When I try to run the Single Factor script code block, I don’t get any prompt to enter a verification code and the process fails. Any ideas?

It gives these errors:

TypeError Traceback (most recent call last)
10 import gspread
11 from oauth2client.client import GoogleCredentials
—> 12 gc = gspread.authorize(GoogleCredentials.get_application_default())
14 def WriteToResultsFile():

2 frames
/usr/local/lib/python3.7/dist-packages/gspread/ in convert_credentials(credentials)
60 raise TypeError(
—> 61 ‘Credentials need to be from either oauth2client or from google-auth.’
62 )

TypeError: Credentials need to be from either oauth2client or from google-auth.

Sorry that the Colab version isn’t working anymore. I can try to fix it, but it will be a while before I can get to it. I am not a developer and the authentication needed for Google Sheets gave me problems and was unstable. The version I personally use is a python file that I run in PyCharm which uses Excel for the input and the output. This version is stable and I have never had any issues with it. I can send you that Python file if you want me to.

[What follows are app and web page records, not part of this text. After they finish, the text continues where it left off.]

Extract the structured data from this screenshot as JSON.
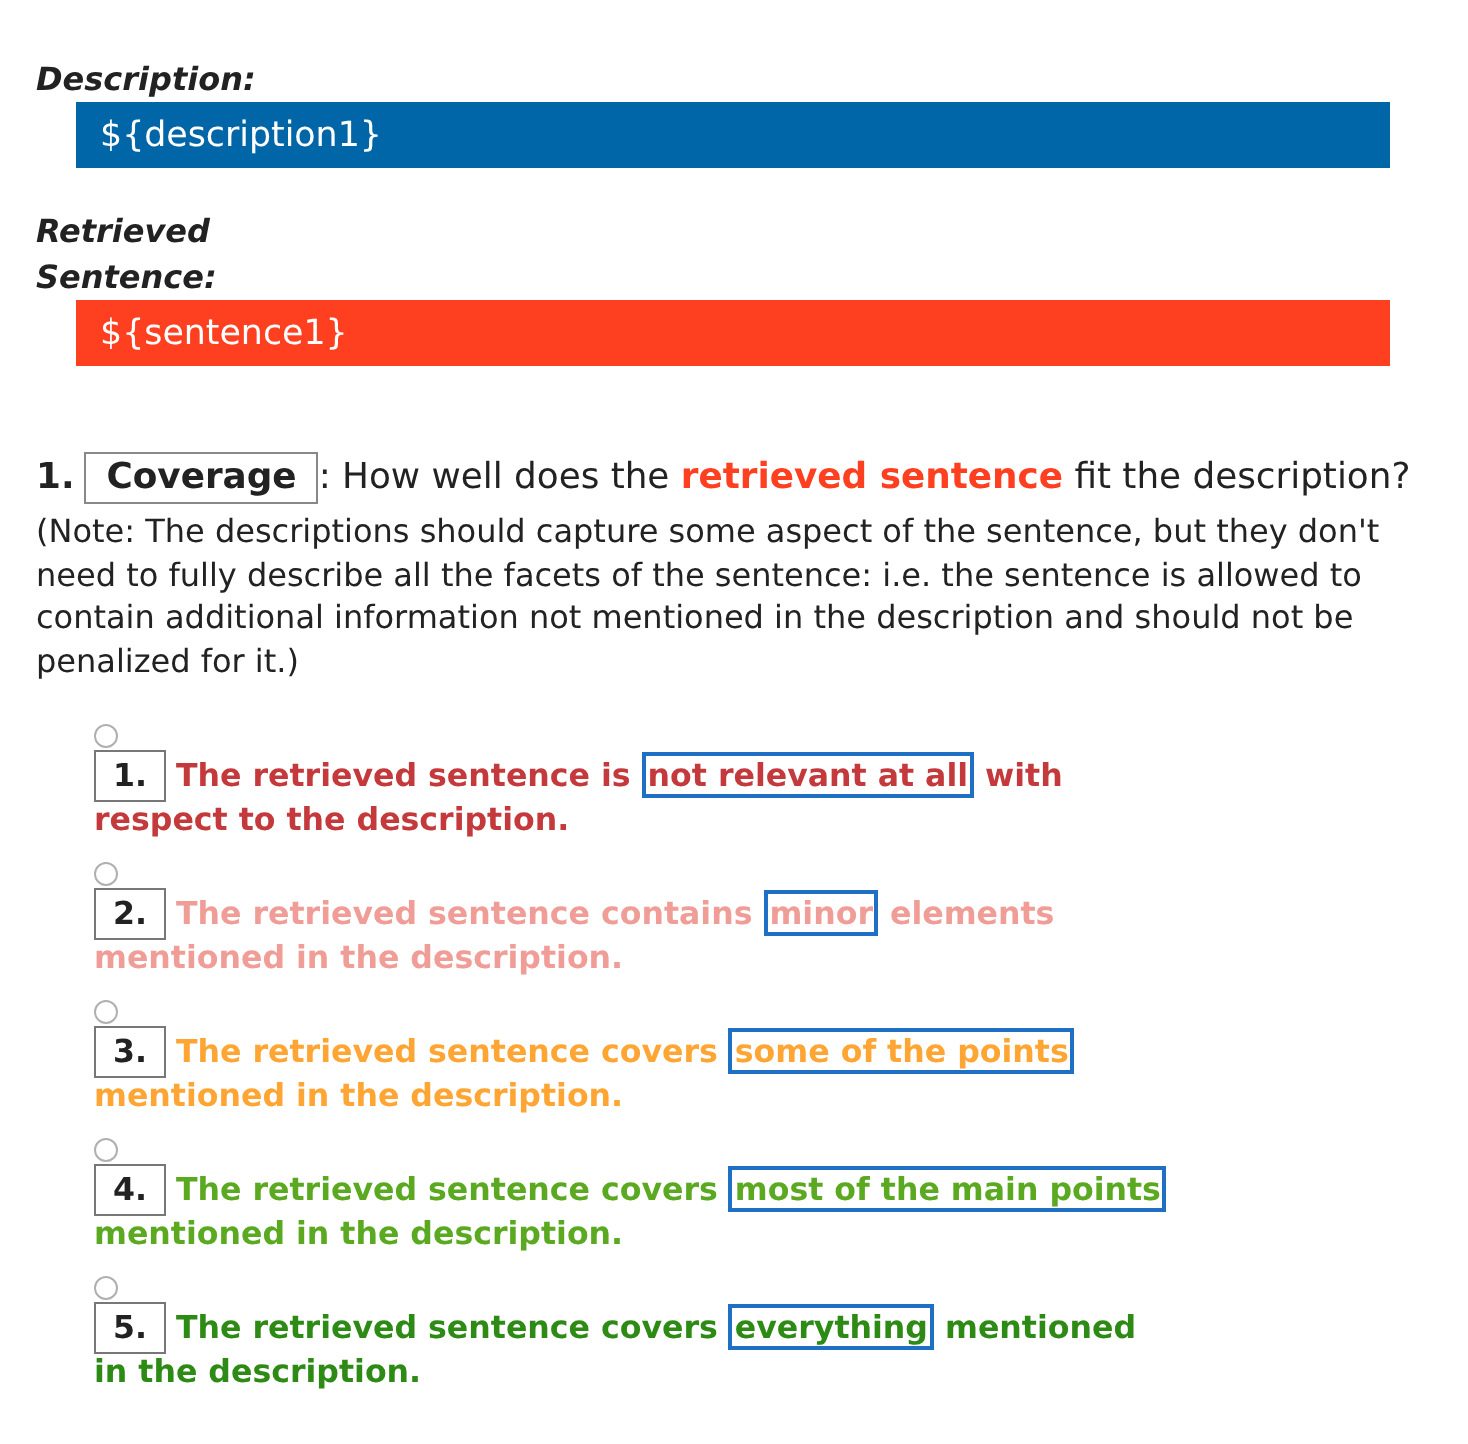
{
  "fields": [
    {
      "label": "Description:",
      "value": "${description1}",
      "color": "#0066a8"
    },
    {
      "label": "Retrieved Sentence:",
      "value": "${sentence1}",
      "color": "#ff4020"
    }
  ],
  "question": {
    "number": "1.",
    "title": "Coverage",
    "text": ": How well does the **retrieved sentence** fit the description?",
    "note": "(Note: The descriptions should capture some aspect of the sentence, but they don't need to fully describe all the facets of the sentence: i.e. the sentence is allowed to contain additional information not mentioned in the description and should not be penalized for it.)"
  },
  "options": [
    {
      "number": "1.",
      "text_before": "The retrieved sentence is",
      "highlight": "not relevant at all",
      "text_after": "with respect to the description.",
      "color": "#c4393b",
      "selected": false
    },
    {
      "number": "2.",
      "text_before": "The retrieved sentence contains",
      "highlight": "minor",
      "text_after": "elements mentioned in the description.",
      "color": "#ef9d96",
      "selected": false
    },
    {
      "number": "3.",
      "text_before": "The retrieved sentence covers",
      "highlight": "some of the points",
      "text_after": "mentioned in the description.",
      "color": "#ffa534",
      "selected": false
    },
    {
      "number": "4.",
      "text_before": "The retrieved sentence covers",
      "highlight": "most of the main points",
      "text_after": "mentioned in the description.",
      "color": "#5aa920",
      "selected": false
    },
    {
      "number": "5.",
      "text_before": "The retrieved sentence covers",
      "highlight": "everything",
      "text_after": "mentioned in the description.",
      "color": "#2d8a15",
      "selected": false
    }
  ]
}
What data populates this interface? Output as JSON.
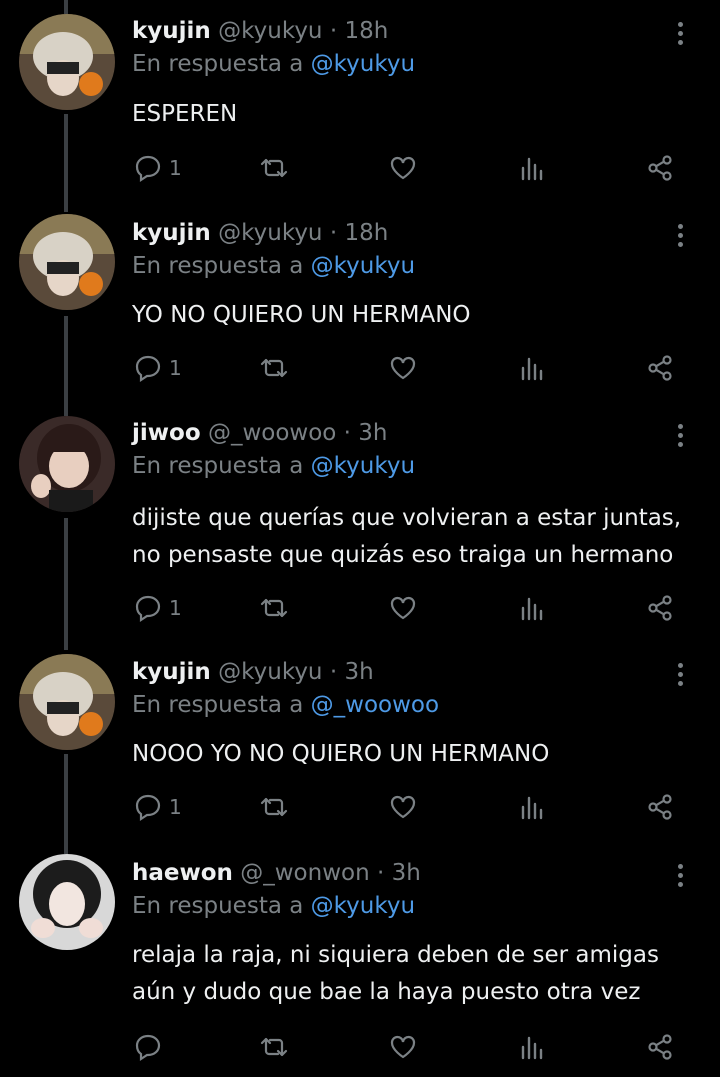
{
  "reply_prefix": "En respuesta a",
  "tweets": [
    {
      "name": "kyujin",
      "handle": "@kyukyu",
      "time": "· 18h",
      "reply_to": "@kyukyu",
      "text": "ESPEREN",
      "replies": "1"
    },
    {
      "name": "kyujin",
      "handle": "@kyukyu",
      "time": "· 18h",
      "reply_to": "@kyukyu",
      "text": "YO NO QUIERO UN HERMANO",
      "replies": "1"
    },
    {
      "name": "jiwoo",
      "handle": "@_woowoo",
      "time": "· 3h",
      "reply_to": "@kyukyu",
      "text_lines": [
        "dijiste que querías que volvieran a estar juntas,",
        "no pensaste que quizás eso traiga un hermano"
      ],
      "replies": "1"
    },
    {
      "name": "kyujin",
      "handle": "@kyukyu",
      "time": "· 3h",
      "reply_to": "@_woowoo",
      "text": "NOOO YO NO QUIERO UN HERMANO",
      "replies": "1"
    },
    {
      "name": "haewon",
      "handle": "@_wonwon",
      "time": "· 3h",
      "reply_to": "@kyukyu",
      "text_lines": [
        "relaja la raja, ni siquiera deben de ser amigas",
        "aún y dudo que bae la haya puesto otra vez"
      ],
      "replies": ""
    }
  ],
  "icons": [
    "reply-icon",
    "retweet-icon",
    "like-icon",
    "views-icon",
    "share-icon",
    "more-icon"
  ],
  "colors": {
    "background": "#000000",
    "text": "#eef0f1",
    "muted": "#7b8185",
    "mention": "#4e9ae6",
    "thread_line": "#3b3f43"
  }
}
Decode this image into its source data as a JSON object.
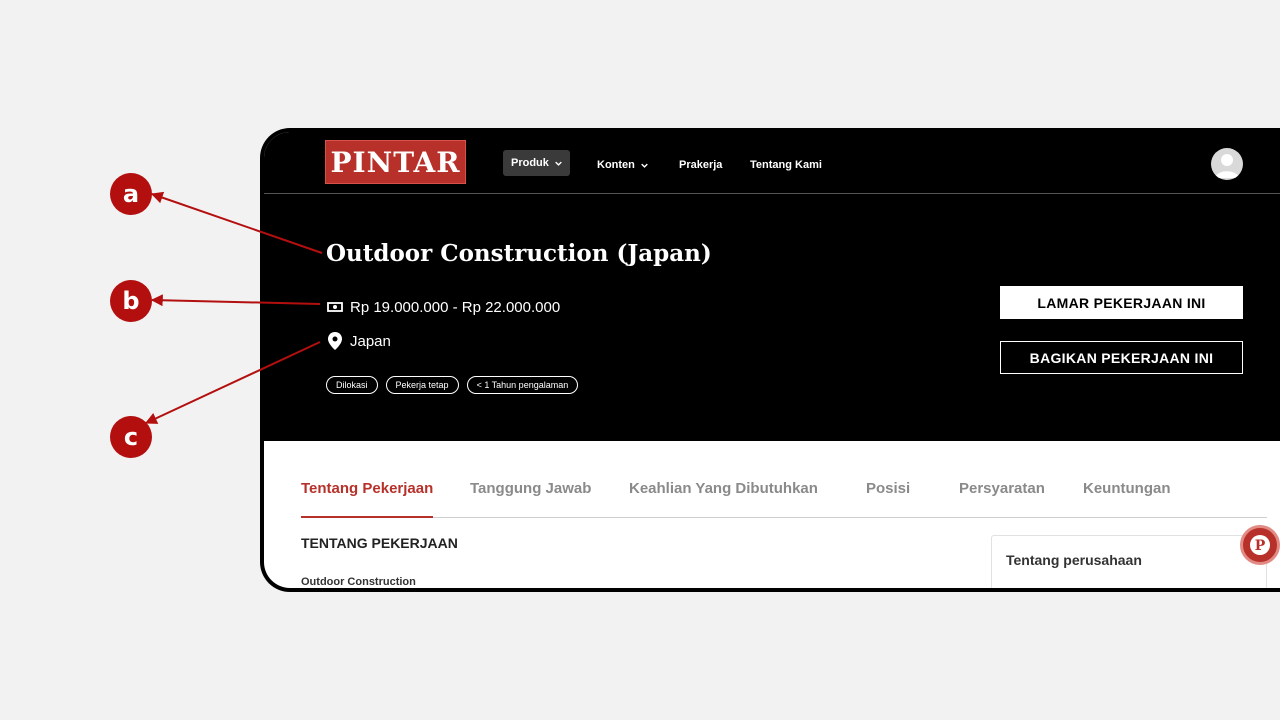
{
  "nav": {
    "logo": "PINTAR",
    "items": [
      {
        "label": "Produk",
        "has_dropdown": true,
        "active": true
      },
      {
        "label": "Konten",
        "has_dropdown": true,
        "active": false
      },
      {
        "label": "Prakerja",
        "has_dropdown": false,
        "active": false
      },
      {
        "label": "Tentang Kami",
        "has_dropdown": false,
        "active": false
      }
    ],
    "avatar_icon": "user-avatar-icon"
  },
  "job": {
    "title": "Outdoor Construction (Japan)",
    "salary": "Rp 19.000.000 - Rp 22.000.000",
    "location": "Japan",
    "tags": [
      "Dilokasi",
      "Pekerja tetap",
      "< 1 Tahun pengalaman"
    ],
    "apply_label": "LAMAR PEKERJAAN INI",
    "share_label": "BAGIKAN PEKERJAAN INI"
  },
  "tabs": [
    {
      "label": "Tentang Pekerjaan",
      "active": true
    },
    {
      "label": "Tanggung Jawab",
      "active": false
    },
    {
      "label": "Keahlian Yang Dibutuhkan",
      "active": false
    },
    {
      "label": "Posisi",
      "active": false
    },
    {
      "label": "Persyaratan",
      "active": false
    },
    {
      "label": "Keuntungan",
      "active": false
    }
  ],
  "content": {
    "section_title": "TENTANG PEKERJAAN",
    "section_sub": "Outdoor Construction",
    "company_card_title": "Tentang perusahaan"
  },
  "annotations": {
    "markers": [
      "a",
      "b",
      "c"
    ]
  },
  "colors": {
    "brand": "#b7312a",
    "marker": "#b30f0f",
    "hero_bg": "#000000"
  }
}
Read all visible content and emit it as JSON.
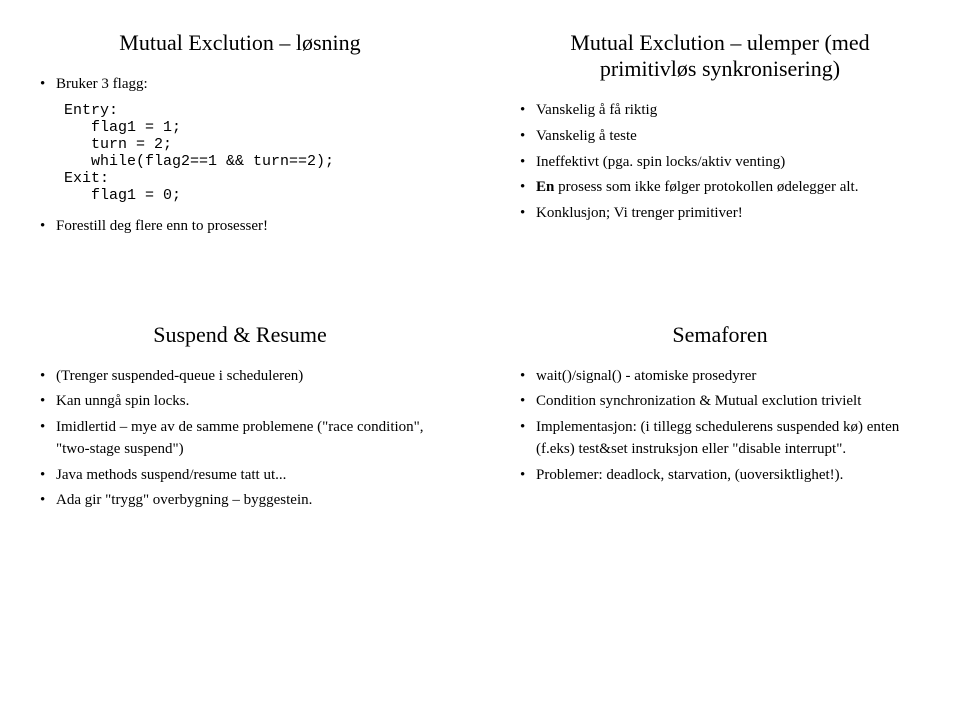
{
  "slides": {
    "tl": {
      "title": "Mutual Exclution – løsning",
      "b1": "Bruker 3 flagg:",
      "code": "Entry:\n   flag1 = 1;\n   turn = 2;\n   while(flag2==1 && turn==2);\nExit:\n   flag1 = 0;",
      "b2": "Forestill deg flere enn to prosesser!"
    },
    "tr": {
      "title": "Mutual Exclution – ulemper (med primitivløs synkronisering)",
      "b1": "Vanskelig å få riktig",
      "b2": "Vanskelig å teste",
      "b3": "Ineffektivt (pga. spin locks/aktiv venting)",
      "b4a": "En",
      "b4b": " prosess som ikke følger protokollen ødelegger alt.",
      "b5": "Konklusjon; Vi trenger primitiver!"
    },
    "bl": {
      "title": "Suspend & Resume",
      "b1": "(Trenger suspended-queue i scheduleren)",
      "b2": "Kan unngå spin locks.",
      "b3": "Imidlertid – mye av de samme problemene (\"race condition\", \"two-stage suspend\")",
      "b4": "Java methods suspend/resume tatt ut...",
      "b5": "Ada gir \"trygg\" overbygning – byggestein."
    },
    "br": {
      "title": "Semaforen",
      "b1": "wait()/signal() - atomiske prosedyrer",
      "b2": "Condition synchronization & Mutual exclution trivielt",
      "b3": "Implementasjon: (i tillegg schedulerens suspended kø) enten (f.eks) test&set instruksjon eller \"disable interrupt\".",
      "b4": "Problemer: deadlock, starvation, (uoversiktlighet!)."
    }
  }
}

When using these ‘single factor’ results to create strategies, please be very aware that you are looking back to see which factors performed well in the past and then using them in your strategy - of course the backtest results are going to be excellent! But there is no guarantee that those same factors will work as well in the future. If you run a simulation based on a system created solely with this ‘single factor’ data, I would say to expect the live system to return about 60-80% of what the simulation returned. I am basing this on my systems created using this method since 2005. That is a big range and the difference will be in how well you do at picking from the top performing factors and choosing factors that complement each other.

Understood re: the Google authentication.

And good points about these factors. What was exciting for me was to come across some factor concepts I hadn’t thought of before that are nicely complementary to some ranking systems I’ve been working on.

Is there a way to run this with a modified universe? I am not too savvy on how to run this thing.

Dan and Max,

I am not sure I fully understand the problems you are having with Colab but it seems like platforms that allow you to upload an Excel csv file successfully are usable for you. I do not have any problems uploading a file into Colab although I found figuring it out less than trivial. With that in mind I wondered whether you had tried this code:

from google.colab import files

uploaded = files.upload()

for fn in uploaded.keys():
print(‘User uploaded file “{name}” with length {length} bytes’.format(
name=fn, length=len(uploaded[fn])))

I then have to click on the Choose Files button (on the bottom of below and not unlike P123 image upload button) which takes me to my computer directory (where I choose the file). It worked just now.

That imports the file. To load it you use this:

import pandas as pd
import io
df2 = pd.read_csv(io.BytesIO(uploaded[‘JASPTrim2.csv’]))

I don’t know if that helps so I will stop here.

BTW, I use a MAC. And downloading a file from COLAB onto my computer was harder than it should be too. If I recall, I think I had to temporally place it in GoogleDocs and download it from there but I think it is possible to do it within the code with a Windows machine.

Dan, thank you for the tool and making it as usable as possible.


Dan, I would be interested in seeing your excel / python scripts.


Really great!!

I expect a lot of people here are testing the same nodes, is there anyone willing to publish the findings for the tests they have run?

To fix the Google authorization problem and use your Google Sheets replace these lines (this works for me)

from oauth2client.client import GoogleCredentials
gc = gspread.authorize(GoogleCredentials.get_application_default())

from google.auth import default
creds, _ = default()
gc = gspread.authorize(creds)

Hi, Danparquette. Have you ever tried to recreate something equivalent to this: note to dan - update top123 factors spreadsheet - #3 by danparquette, but with a longer testing period and a newer date?